COLUMBUS, Ohio (WCMH)–Franklin County elections officials are working to determine why a “significant number” of voters received the wrong absentee ballots.
According to Ed Leonard, Franklin County Board of Elections Director, a scanner was disabled on what he explained as a “high-speed automated production system.” The scanner is supposed to ensure the ballots are placed in the correct envelopes.
“BlueCrest, our system vendor, was able to confirm that on October 3, at 2:24 p.m., a function of one of those scanners was disabled,” said Leonard. “We are working with the vendor still to determine what caused that setting to be disabled.”
Officials are not ruling out the possibility of human-error as a contributing factor to the machine malfunctioning, and they said they believe the situation was not caused by any criminal wrongdoing.
“We have no indication or belief that anything nefarious was done,” said David Payne, the Deputy Director of the Board of Elections.
Officials tell NBC4 that the machine is now working properly and safeguards are in place to prevent this from happening again. The board has no plans to put a new machine in place of the current one for future elections.

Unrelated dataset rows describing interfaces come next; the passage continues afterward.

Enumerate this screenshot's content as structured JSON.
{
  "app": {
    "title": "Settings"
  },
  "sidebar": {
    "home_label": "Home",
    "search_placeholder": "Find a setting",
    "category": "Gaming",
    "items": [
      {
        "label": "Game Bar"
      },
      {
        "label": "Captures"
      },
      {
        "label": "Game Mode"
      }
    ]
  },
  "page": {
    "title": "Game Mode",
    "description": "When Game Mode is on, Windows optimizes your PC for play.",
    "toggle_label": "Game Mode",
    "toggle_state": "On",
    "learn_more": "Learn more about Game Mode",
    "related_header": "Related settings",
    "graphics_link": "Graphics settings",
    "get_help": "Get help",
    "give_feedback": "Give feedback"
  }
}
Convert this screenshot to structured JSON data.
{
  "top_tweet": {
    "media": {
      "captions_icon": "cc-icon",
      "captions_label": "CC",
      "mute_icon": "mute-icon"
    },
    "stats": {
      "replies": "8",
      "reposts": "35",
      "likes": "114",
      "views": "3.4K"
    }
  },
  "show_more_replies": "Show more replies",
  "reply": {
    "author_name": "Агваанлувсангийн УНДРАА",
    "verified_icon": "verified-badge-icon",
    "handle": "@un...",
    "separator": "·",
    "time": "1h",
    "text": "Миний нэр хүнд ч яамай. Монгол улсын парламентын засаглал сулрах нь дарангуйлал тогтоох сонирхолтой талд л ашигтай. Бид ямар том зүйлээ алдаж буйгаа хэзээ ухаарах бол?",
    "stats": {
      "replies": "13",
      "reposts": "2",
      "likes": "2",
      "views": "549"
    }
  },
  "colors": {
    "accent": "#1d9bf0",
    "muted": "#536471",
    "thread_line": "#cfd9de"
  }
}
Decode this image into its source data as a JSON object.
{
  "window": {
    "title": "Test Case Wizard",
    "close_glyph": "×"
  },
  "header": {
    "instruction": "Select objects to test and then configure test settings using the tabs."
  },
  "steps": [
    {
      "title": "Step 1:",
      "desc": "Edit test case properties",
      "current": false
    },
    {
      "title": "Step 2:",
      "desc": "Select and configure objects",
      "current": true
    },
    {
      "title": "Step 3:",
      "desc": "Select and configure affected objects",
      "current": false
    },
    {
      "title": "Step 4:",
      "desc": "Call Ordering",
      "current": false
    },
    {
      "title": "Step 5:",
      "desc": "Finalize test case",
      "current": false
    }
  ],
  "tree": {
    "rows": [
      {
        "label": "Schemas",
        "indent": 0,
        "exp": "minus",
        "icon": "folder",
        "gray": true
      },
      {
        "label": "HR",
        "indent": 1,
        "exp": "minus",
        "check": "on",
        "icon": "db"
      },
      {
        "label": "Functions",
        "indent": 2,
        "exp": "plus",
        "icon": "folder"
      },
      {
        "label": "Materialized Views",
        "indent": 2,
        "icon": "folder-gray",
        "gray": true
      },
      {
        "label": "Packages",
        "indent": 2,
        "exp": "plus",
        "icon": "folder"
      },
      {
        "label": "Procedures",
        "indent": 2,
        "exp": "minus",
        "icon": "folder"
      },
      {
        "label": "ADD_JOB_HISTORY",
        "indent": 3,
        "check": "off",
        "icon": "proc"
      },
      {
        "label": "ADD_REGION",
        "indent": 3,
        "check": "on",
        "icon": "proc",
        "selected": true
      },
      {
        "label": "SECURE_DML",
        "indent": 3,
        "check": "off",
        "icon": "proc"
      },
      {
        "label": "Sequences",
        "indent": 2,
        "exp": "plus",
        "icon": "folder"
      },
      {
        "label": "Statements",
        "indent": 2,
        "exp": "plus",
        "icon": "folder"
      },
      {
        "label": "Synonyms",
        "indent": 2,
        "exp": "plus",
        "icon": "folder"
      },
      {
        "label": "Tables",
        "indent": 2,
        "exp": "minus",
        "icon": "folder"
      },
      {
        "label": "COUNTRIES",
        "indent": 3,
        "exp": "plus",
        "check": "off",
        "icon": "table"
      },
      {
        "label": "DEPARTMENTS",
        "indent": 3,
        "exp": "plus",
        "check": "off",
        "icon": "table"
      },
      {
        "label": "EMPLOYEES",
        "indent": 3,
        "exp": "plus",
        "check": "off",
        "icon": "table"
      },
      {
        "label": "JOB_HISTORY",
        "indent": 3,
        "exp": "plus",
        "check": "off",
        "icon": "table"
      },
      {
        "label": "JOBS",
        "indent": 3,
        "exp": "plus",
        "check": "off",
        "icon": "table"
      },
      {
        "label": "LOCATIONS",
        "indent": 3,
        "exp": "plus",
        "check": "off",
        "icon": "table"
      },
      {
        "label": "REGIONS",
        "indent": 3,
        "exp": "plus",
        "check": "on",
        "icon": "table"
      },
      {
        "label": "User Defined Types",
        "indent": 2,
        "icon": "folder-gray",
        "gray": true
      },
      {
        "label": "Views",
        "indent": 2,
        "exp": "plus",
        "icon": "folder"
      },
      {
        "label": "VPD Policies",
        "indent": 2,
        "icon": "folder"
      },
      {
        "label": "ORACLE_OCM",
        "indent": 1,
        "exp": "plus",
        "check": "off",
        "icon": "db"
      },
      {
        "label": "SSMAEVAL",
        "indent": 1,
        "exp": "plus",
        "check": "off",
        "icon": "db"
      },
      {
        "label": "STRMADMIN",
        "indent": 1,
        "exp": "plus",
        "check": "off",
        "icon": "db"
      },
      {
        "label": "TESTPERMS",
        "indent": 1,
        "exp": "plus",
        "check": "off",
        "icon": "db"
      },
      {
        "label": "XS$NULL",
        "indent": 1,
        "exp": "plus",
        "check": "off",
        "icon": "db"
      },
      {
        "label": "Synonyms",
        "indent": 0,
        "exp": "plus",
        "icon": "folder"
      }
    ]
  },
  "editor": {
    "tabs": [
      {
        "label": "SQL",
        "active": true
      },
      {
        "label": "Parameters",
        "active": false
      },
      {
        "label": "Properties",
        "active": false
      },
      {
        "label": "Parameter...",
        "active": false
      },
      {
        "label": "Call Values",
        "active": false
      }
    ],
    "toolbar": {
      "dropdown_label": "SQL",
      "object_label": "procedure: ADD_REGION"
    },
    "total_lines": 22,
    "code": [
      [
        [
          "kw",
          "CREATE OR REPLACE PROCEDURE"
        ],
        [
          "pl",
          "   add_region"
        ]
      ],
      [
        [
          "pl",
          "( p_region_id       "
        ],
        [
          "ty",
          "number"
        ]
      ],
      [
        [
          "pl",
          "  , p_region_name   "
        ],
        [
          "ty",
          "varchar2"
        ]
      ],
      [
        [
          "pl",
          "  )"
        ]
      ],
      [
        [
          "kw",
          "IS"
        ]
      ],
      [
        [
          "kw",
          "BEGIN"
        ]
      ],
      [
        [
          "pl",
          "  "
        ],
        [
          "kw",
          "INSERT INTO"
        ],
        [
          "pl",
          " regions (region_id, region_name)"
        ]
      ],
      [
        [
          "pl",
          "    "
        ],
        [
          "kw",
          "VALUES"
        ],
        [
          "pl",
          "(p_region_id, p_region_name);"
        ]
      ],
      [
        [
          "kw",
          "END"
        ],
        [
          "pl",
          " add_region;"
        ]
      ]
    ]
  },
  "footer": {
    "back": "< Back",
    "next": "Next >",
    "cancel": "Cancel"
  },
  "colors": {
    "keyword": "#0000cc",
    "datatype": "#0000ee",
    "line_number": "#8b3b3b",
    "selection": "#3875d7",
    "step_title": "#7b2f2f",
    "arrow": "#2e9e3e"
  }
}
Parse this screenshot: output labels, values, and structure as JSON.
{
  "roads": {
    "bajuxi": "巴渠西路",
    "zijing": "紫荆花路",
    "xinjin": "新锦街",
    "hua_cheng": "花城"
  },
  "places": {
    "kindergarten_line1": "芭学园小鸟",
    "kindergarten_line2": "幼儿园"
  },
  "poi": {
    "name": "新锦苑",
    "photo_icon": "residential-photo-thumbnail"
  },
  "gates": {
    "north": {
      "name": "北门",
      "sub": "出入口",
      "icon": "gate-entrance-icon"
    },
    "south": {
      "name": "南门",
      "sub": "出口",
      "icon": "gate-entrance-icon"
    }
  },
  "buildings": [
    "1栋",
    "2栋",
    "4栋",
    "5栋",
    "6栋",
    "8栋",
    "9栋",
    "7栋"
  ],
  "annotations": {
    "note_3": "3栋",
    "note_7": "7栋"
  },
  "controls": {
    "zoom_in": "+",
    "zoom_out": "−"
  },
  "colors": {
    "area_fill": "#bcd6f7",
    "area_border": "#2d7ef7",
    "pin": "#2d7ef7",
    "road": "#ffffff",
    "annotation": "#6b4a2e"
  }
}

“Right now, we are trying to mitigate the situation,” said Payne. “There will always be after action plans, but right now we are going to make sure that all the voters that received an incorrect ballot receive a replacement ballot.”
The board of elections has yet to disclose how many voters received the wrong ballots, and is working to replace the ones that were mailed incorrectly.
“The board has a process and procedures in place to reissue a replacement ballot to voters that have received an incorrect original ballot,” said Payne.
If a voter does not want to wait for their replacement ballot, they can vote early at the Franklin County Board of Elections but the board told voters on Thursday a new ballot will be coming.
“Let me assure you, no vote will be counted twice and every voter will receive an accurate ballot and that ballot will be counted,” said Ed Leonard, Director, Franklin County Board of Elections.
If a voter would turn in the old ballot and not send in the corrected ballot or vote in person, that ballot will be counted post-election.